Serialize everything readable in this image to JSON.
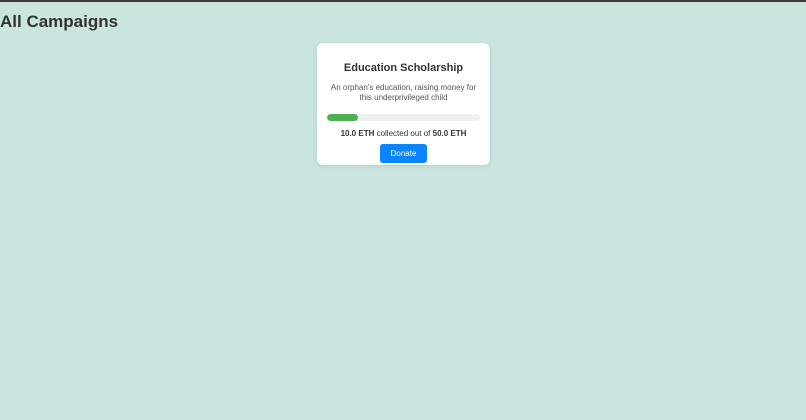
{
  "header": {
    "title": "All Campaigns"
  },
  "campaigns": [
    {
      "title": "Education Scholarship",
      "description": "An orphan's education, raising money for this underprivileged child",
      "progress_fraction": 0.2,
      "collected": "10.0 ETH",
      "collected_mid": " collected out of ",
      "goal": "50.0 ETH",
      "donate_label": "Donate"
    }
  ],
  "colors": {
    "background": "#cae5df",
    "progress": "#4caf50",
    "button": "#0a84ff"
  }
}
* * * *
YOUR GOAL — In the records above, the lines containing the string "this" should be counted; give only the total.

TASK OUTPUT — 2